I want to start with a story of my own experience with acupuncture – in the UK. A few years ago, I was living in a little Yorkshire village with my then girlfriend, and a lovely place it was – we shared a beautiful converted 17th century weaver’s cottage, which looked out over a cobbled street on to a churchyard of the most striking kind. We were on first name terms with almost all our neighbors and much of the rest of the village as well. In short, life was bliss.
And then one morning I awoke in agony, somehow in my sleep I’d injured my neck and I could barely move my head without screaming. So as you do, I trotted off to the local doctor’s surgery to get some help and there they decided that acupuncture would be the best therapy for my problem. I’m not fussed about needles (anymore – I was a complete wuss about them until I got my first tattoo, now it’s not such a big deal) so I agreed to give it a go.
Acupuncture as I now know is the idea that by jabbing needles into someone you can re-align the qi on their meridians to make everything hunky dory again. Back then I didn’t know this, all I knew is that I’d read in the paper that it was scientifically proven to work – and that was good enough for me.
My first session was OK – the very nice lady giving the therapy jabbed a few needles into my neck muscles and my shoulder muscles too for good effect. It wasn’t particularly uncomfortable and they had an almost massage like effect while they stuck out of me for 10 minutes or so before they were removed. I can report that my neck was marginally better after this.
The second session was meh – no pain, but no massage sensation either and no effect whatsoever on the pain. The third session hurt – really hurt, I have no idea what had changed but I left feeling worse than ever. The fourth was worse, and at this point the “therapist” told me she’d never seen this before and I should perhaps consider other treatment, she said sometimes people found pain on the first session but if they started OK it was always fine from then on in.
I couldn’t get any other treatment until after another 3 weeks with virtually no sleep (lying down was like having a spike driven through the side of my neck) I went and cried in the doctor’s surgery for something to help me sleep. They gave me valium which amongst other things knocks you out like running head first into a wall at the speed of a cheetah. Once my body relaxed at night, it began to heal and three days later I was fine. (I’ll never take valium again – but that’s another story).

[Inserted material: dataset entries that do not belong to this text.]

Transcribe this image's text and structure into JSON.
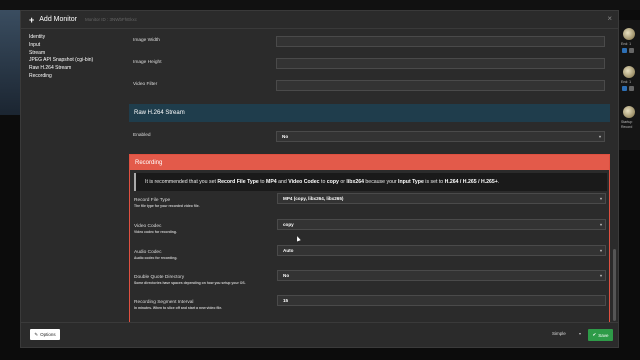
{
  "background": {
    "right_panel": {
      "labels": [
        "End: 1",
        "End: 1",
        "Startup",
        "Record"
      ]
    }
  },
  "modal": {
    "title": "Add Monitor",
    "subtitle": "Monitor ID : 3NWbFhEkxc",
    "close_icon": "×",
    "sidebar": {
      "items": [
        {
          "label": "Identity"
        },
        {
          "label": "Input"
        },
        {
          "label": "Stream"
        },
        {
          "label": "JPEG API Snapshot (cgi-bin)"
        },
        {
          "label": "Raw H.264 Stream"
        },
        {
          "label": "Recording"
        }
      ]
    },
    "fields_top": [
      {
        "label": "Image Width",
        "value": ""
      },
      {
        "label": "Image Height",
        "value": ""
      },
      {
        "label": "Video Filter",
        "value": ""
      }
    ],
    "raw_section": {
      "title": "Raw H.264 Stream",
      "enabled_label": "Enabled",
      "enabled_value": "No"
    },
    "recording_section": {
      "title": "Recording",
      "notice": {
        "t1": "It is recommended that you set ",
        "b1": "Record File Type",
        "t2": " to ",
        "b2": "MP4",
        "t3": " and ",
        "b3": "Video Codec",
        "t4": " to ",
        "b4": "copy",
        "t5": " or ",
        "b5": "libx264",
        "t6": " because your ",
        "b6": "Input Type",
        "t7": " is set to ",
        "b7": "H.264 / H.265 / H.265+",
        "t8": "."
      },
      "fields": [
        {
          "label": "Record File Type",
          "sub": "The file type for your recorded video file.",
          "value": "MP4 (copy, libx264, libx265)"
        },
        {
          "label": "Video Codec",
          "sub": "Video codec for recording.",
          "value": "copy"
        },
        {
          "label": "Audio Codec",
          "sub": "Audio codec for recording.",
          "value": "Auto"
        },
        {
          "label": "Double Quote Directory",
          "sub": "Some directories have spaces depending on how you setup your OS.",
          "value": "No"
        },
        {
          "label": "Recording Segment Interval",
          "sub": "In minutes. When to slice off and start a new video file.",
          "value": "15"
        }
      ]
    },
    "footer": {
      "options_label": "Options",
      "mode_label": "Simple",
      "save_label": "Save"
    }
  }
}
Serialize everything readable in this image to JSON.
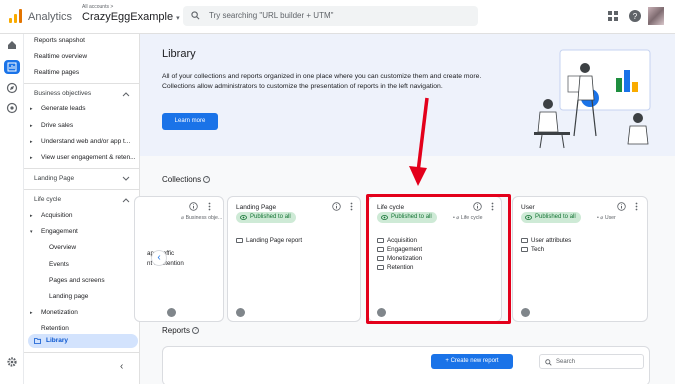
{
  "header": {
    "app_name": "Analytics",
    "account_crumb": "All accounts >",
    "property_name": "CrazyEggExample",
    "search_placeholder": "Try searching \"URL builder + UTM\""
  },
  "nav": {
    "items": [
      {
        "label": "Reports snapshot"
      },
      {
        "label": "Realtime overview"
      },
      {
        "label": "Realtime pages"
      }
    ],
    "business_objectives": {
      "title": "Business objectives",
      "items": [
        "Generate leads",
        "Drive sales",
        "Understand web and/or app t...",
        "View user engagement & reten..."
      ]
    },
    "landing_page": {
      "title": "Landing Page"
    },
    "life_cycle": {
      "title": "Life cycle",
      "items": [
        "Acquisition",
        "Engagement"
      ],
      "engagement_children": [
        "Overview",
        "Events",
        "Pages and screens",
        "Landing page"
      ],
      "more_items": [
        "Monetization",
        "Retention"
      ]
    },
    "library": "Library"
  },
  "library": {
    "title": "Library",
    "description": "All of your collections and reports organized in one place where you can customize them and create more. Collections allow administrators to customize the presentation of reports in the left navigation.",
    "learn_more": "Learn more"
  },
  "collections": {
    "title": "Collections",
    "cards": [
      {
        "name": "",
        "tag": "Business obje...",
        "rows": [
          "app traffic",
          "nt & retention"
        ]
      },
      {
        "name": "Landing Page",
        "status": "Published to all",
        "rows": [
          "Landing Page report"
        ]
      },
      {
        "name": "Life cycle",
        "status": "Published to all",
        "tag": "Life cycle",
        "rows": [
          "Acquisition",
          "Engagement",
          "Monetization",
          "Retention"
        ]
      },
      {
        "name": "User",
        "status": "Published to all",
        "tag": "User",
        "rows": [
          "User attributes",
          "Tech"
        ]
      }
    ]
  },
  "reports": {
    "title": "Reports",
    "create_button": "Create new report",
    "search_placeholder": "Search"
  },
  "colors": {
    "accent": "#1a73e8",
    "highlight": "#e3001b",
    "published_bg": "#ceead6",
    "published_text": "#137333"
  }
}
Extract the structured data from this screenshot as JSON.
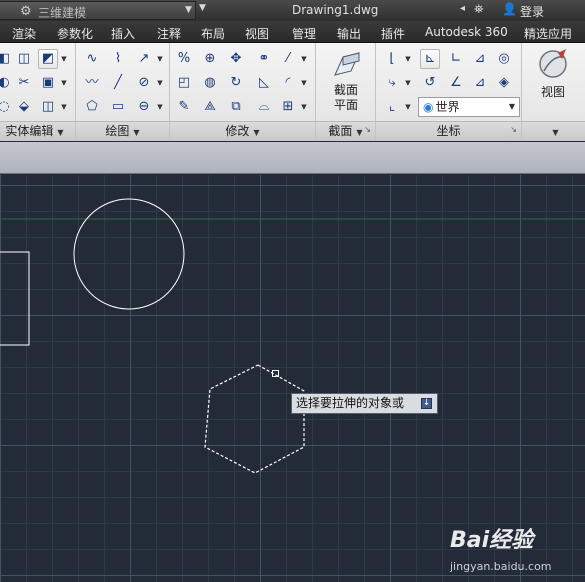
{
  "titlebar": {
    "workspace": "三维建模",
    "document": "Drawing1.dwg",
    "login": "登录"
  },
  "tabs": [
    "渲染",
    "参数化",
    "插入",
    "注释",
    "布局",
    "视图",
    "管理",
    "输出",
    "插件",
    "Autodesk 360",
    "精选应用"
  ],
  "panels": {
    "solid_edit": "实体编辑",
    "draw": "绘图",
    "modify": "修改",
    "section": "截面",
    "coordinates": "坐标",
    "view": "视图"
  },
  "section_button": {
    "line1": "截面",
    "line2": "平面"
  },
  "view_button": "视图",
  "coord_select": "世界",
  "tooltip": "选择要拉伸的对象或",
  "watermark": {
    "logo": "Bai经验",
    "url": "jingyan.baidu.com"
  },
  "colors": {
    "canvas": "#232b38",
    "ucs_line": "#2f6b3a",
    "geometry": "#ffffff"
  }
}
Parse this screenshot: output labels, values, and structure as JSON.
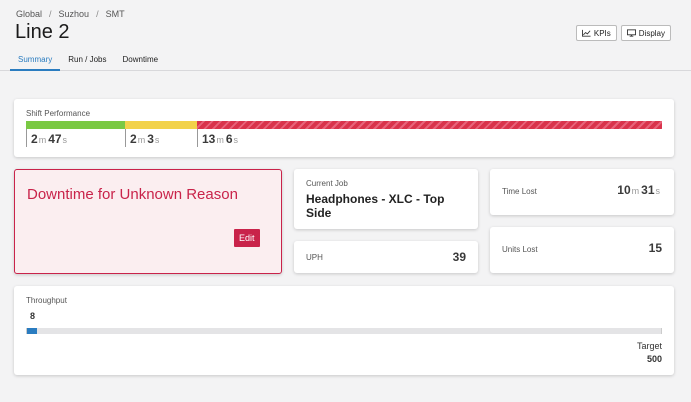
{
  "breadcrumb": [
    "Global",
    "Suzhou",
    "SMT"
  ],
  "page_title": "Line 2",
  "tabs": [
    {
      "label": "Summary",
      "active": true
    },
    {
      "label": "Run / Jobs",
      "active": false
    },
    {
      "label": "Downtime",
      "active": false
    }
  ],
  "header_buttons": {
    "kpis": "KPIs",
    "display": "Display"
  },
  "icons": {
    "kpis": "line-chart-icon",
    "display": "monitor-icon"
  },
  "colors": {
    "accent": "#2a7cc0",
    "good": "#7ac943",
    "warn": "#f2d24a",
    "down": "#c9234a"
  },
  "shift_performance": {
    "label": "Shift Performance",
    "segments": [
      {
        "state": "running",
        "m": "2",
        "s": "47",
        "m_unit": "m",
        "s_unit": "s"
      },
      {
        "state": "warning",
        "m": "2",
        "s": "3",
        "m_unit": "m",
        "s_unit": "s"
      },
      {
        "state": "down",
        "m": "13",
        "s": "6",
        "m_unit": "m",
        "s_unit": "s"
      }
    ]
  },
  "downtime": {
    "title": "Downtime for Unknown Reason",
    "edit_label": "Edit"
  },
  "current_job": {
    "label": "Current Job",
    "name": "Headphones - XLC - Top Side"
  },
  "uph": {
    "label": "UPH",
    "value": "39"
  },
  "time_lost": {
    "label": "Time Lost",
    "m": "10",
    "s": "31",
    "m_unit": "m",
    "s_unit": "s"
  },
  "units_lost": {
    "label": "Units Lost",
    "value": "15"
  },
  "throughput": {
    "label": "Throughput",
    "value": "8",
    "target_label": "Target",
    "target_value": "500",
    "progress": 0.016
  }
}
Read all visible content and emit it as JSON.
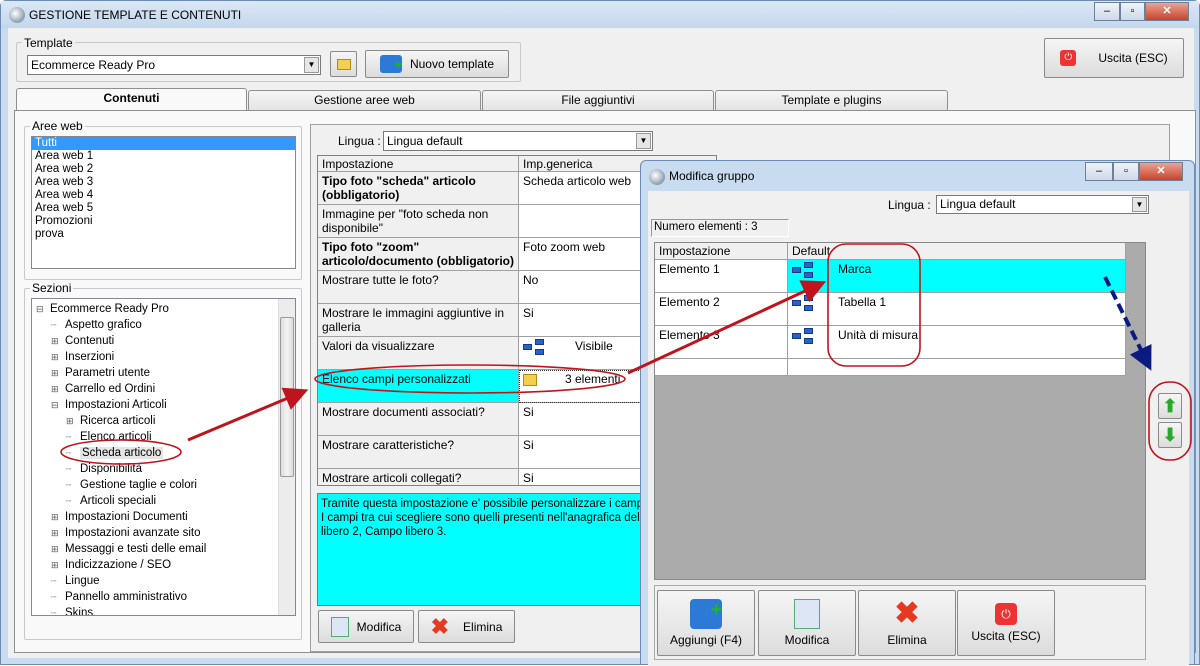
{
  "window": {
    "title": "GESTIONE TEMPLATE E CONTENUTI",
    "controls": [
      "minimize",
      "maximize",
      "close"
    ]
  },
  "template": {
    "group_label": "Template",
    "selected": "Ecommerce Ready Pro",
    "new_button": "Nuovo template",
    "exit_button": "Uscita (ESC)"
  },
  "tabs": [
    {
      "label": "Contenuti",
      "active": true
    },
    {
      "label": "Gestione aree web"
    },
    {
      "label": "File aggiuntivi"
    },
    {
      "label": "Template e plugins"
    }
  ],
  "aree_web": {
    "label": "Aree web",
    "items": [
      "Tutti",
      "Area web 1",
      "Area web 2",
      "Area web 3",
      "Area web 4",
      "Area web 5",
      "Promozioni",
      "prova"
    ],
    "selected": "Tutti"
  },
  "sezioni": {
    "label": "Sezioni",
    "items": [
      {
        "label": "Ecommerce Ready Pro",
        "level": 0,
        "exp": "-"
      },
      {
        "label": "Aspetto grafico",
        "level": 1,
        "exp": ""
      },
      {
        "label": "Contenuti",
        "level": 1,
        "exp": "+"
      },
      {
        "label": "Inserzioni",
        "level": 1,
        "exp": "+"
      },
      {
        "label": "Parametri utente",
        "level": 1,
        "exp": "+"
      },
      {
        "label": "Carrello ed Ordini",
        "level": 1,
        "exp": "+"
      },
      {
        "label": "Impostazioni Articoli",
        "level": 1,
        "exp": "-"
      },
      {
        "label": "Ricerca articoli",
        "level": 2,
        "exp": "+"
      },
      {
        "label": "Elenco articoli",
        "level": 2,
        "exp": ""
      },
      {
        "label": "Scheda articolo",
        "level": 2,
        "exp": "",
        "selected": true
      },
      {
        "label": "Disponibilità",
        "level": 2,
        "exp": ""
      },
      {
        "label": "Gestione taglie e colori",
        "level": 2,
        "exp": ""
      },
      {
        "label": "Articoli speciali",
        "level": 2,
        "exp": ""
      },
      {
        "label": "Impostazioni Documenti",
        "level": 1,
        "exp": "+"
      },
      {
        "label": "Impostazioni avanzate sito",
        "level": 1,
        "exp": "+"
      },
      {
        "label": "Messaggi e testi delle email",
        "level": 1,
        "exp": "+"
      },
      {
        "label": "Indicizzazione / SEO",
        "level": 1,
        "exp": "+"
      },
      {
        "label": "Lingue",
        "level": 1,
        "exp": ""
      },
      {
        "label": "Pannello amministrativo",
        "level": 1,
        "exp": ""
      },
      {
        "label": "Skins",
        "level": 1,
        "exp": ""
      }
    ]
  },
  "settings": {
    "lingua_label": "Lingua :",
    "lingua": "Lingua default",
    "headers": [
      "Impostazione",
      "Imp.generica"
    ],
    "rows": [
      {
        "k": "Tipo foto \"scheda\" articolo (obbligatorio)",
        "v": "Scheda articolo web",
        "bold": true
      },
      {
        "k": "Immagine per \"foto scheda non disponibile\"",
        "v": ""
      },
      {
        "k": "Tipo foto \"zoom\" articolo/documento (obbligatorio)",
        "v": "Foto zoom web",
        "bold": true
      },
      {
        "k": "Mostrare tutte le foto?",
        "v": "No"
      },
      {
        "k": "Mostrare le immagini aggiuntive in galleria",
        "v": "Si"
      },
      {
        "k": "Valori da visualizzare",
        "v": "Visibile",
        "icon": "tree-icon"
      },
      {
        "k": "Elenco campi personalizzati",
        "v": "3 elementi",
        "icon": "folder-icon",
        "selected": true
      },
      {
        "k": "Mostrare documenti associati?",
        "v": "Si"
      },
      {
        "k": "Mostrare caratteristiche?",
        "v": "Si"
      },
      {
        "k": "Mostrare articoli collegati?",
        "v": "Si"
      }
    ],
    "description": "Tramite questa impostazione e' possibile personalizzare i campi vis\nI campi tra cui scegliere sono quelli presenti nell'anagrafica dell'artic\nlibero 2, Campo libero 3.",
    "modify_button": "Modifica",
    "delete_button": "Elimina"
  },
  "dialog": {
    "title": "Modifica gruppo",
    "lingua_label": "Lingua :",
    "lingua": "Lingua default",
    "count_label": "Numero elementi : 3",
    "headers": [
      "Impostazione",
      "Default"
    ],
    "rows": [
      {
        "k": "Elemento 1",
        "v": "Marca",
        "selected": true
      },
      {
        "k": "Elemento 2",
        "v": "Tabella 1"
      },
      {
        "k": "Elemento 3",
        "v": "Unità di misura"
      }
    ],
    "buttons": [
      "Aggiungi (F4)",
      "Modifica",
      "Elimina",
      "Uscita (ESC)"
    ]
  },
  "colors": {
    "selection": "#00ffff",
    "annotation": "#c0141c",
    "arrow_blue": "#0a1a80"
  }
}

So what? You’re probably thinking – one exception to a scientifically proven treatment doesn’t prove that it doesn’t work. And I’d agree with you except for the fact that this year, a bunch of acupuncture proponents decided to do a study to prove how good it is.
The paper itself, was studying the effect of acupuncture on a range of patients who visited their doctor on a regular basis with unexplained symptoms. It was published in the British Journal of Medical Practice, a respected scientific journal. And concluded happily that acupuncture was indeed effective – so all good news right?
No, not really. The authors are proponents of acupuncture, so of course they wanted a happy ending. In fact their data (shown here) shows that not only was acupuncture not particularly effective, it didn’t even have a perceivable placebo effect. So the actual conclusion that you could draw from the paper was – acupuncture isn’t working, it’s not even as good as Mr. Chen’s harmonized sugar pills.
I know two other people who have used acupuncture, an ex-girlfriend who used it for stress and to be nicer – she swore by it, but I’ll be honest I didn’t see any improvements from it and I lived with her. And my mum, who is a full on believer in alternative therapies and she saw no benefit from the treatment either.
So once again, I’ll close the book on acupuncture by urging you to turn to Mr. Chen instead, sugar is much nicer than needles – and apparently it’s more effective. Tomorrow we’ll continue our tour of TCM therapies.